Given records |
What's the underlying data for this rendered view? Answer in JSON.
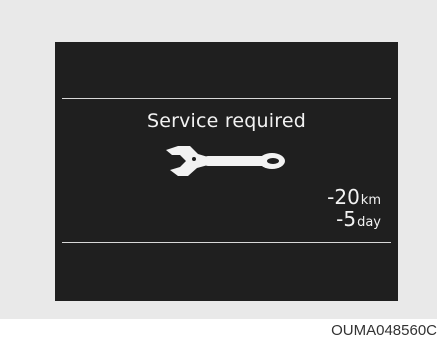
{
  "display": {
    "title": "Service required",
    "icon": "wrench-icon",
    "distance": {
      "value": "-20",
      "unit": "km"
    },
    "days": {
      "value": "-5",
      "unit": "day"
    }
  },
  "caption": "OUMA048560C",
  "colors": {
    "screen_bg": "#1f1f1f",
    "text": "#f2f2f2",
    "frame_bg": "#e9e9e9"
  }
}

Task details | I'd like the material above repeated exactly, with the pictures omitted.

Finished exercise |
What's the underlying data for this rendered view? Answer in JSON.
{
  "display": {
    "title": "Service required",
    "icon": "wrench-icon",
    "distance": {
      "value": "-20",
      "unit": "km"
    },
    "days": {
      "value": "-5",
      "unit": "day"
    }
  },
  "caption": "OUMA048560C",
  "colors": {
    "screen_bg": "#1f1f1f",
    "text": "#f2f2f2",
    "frame_bg": "#e9e9e9"
  }
}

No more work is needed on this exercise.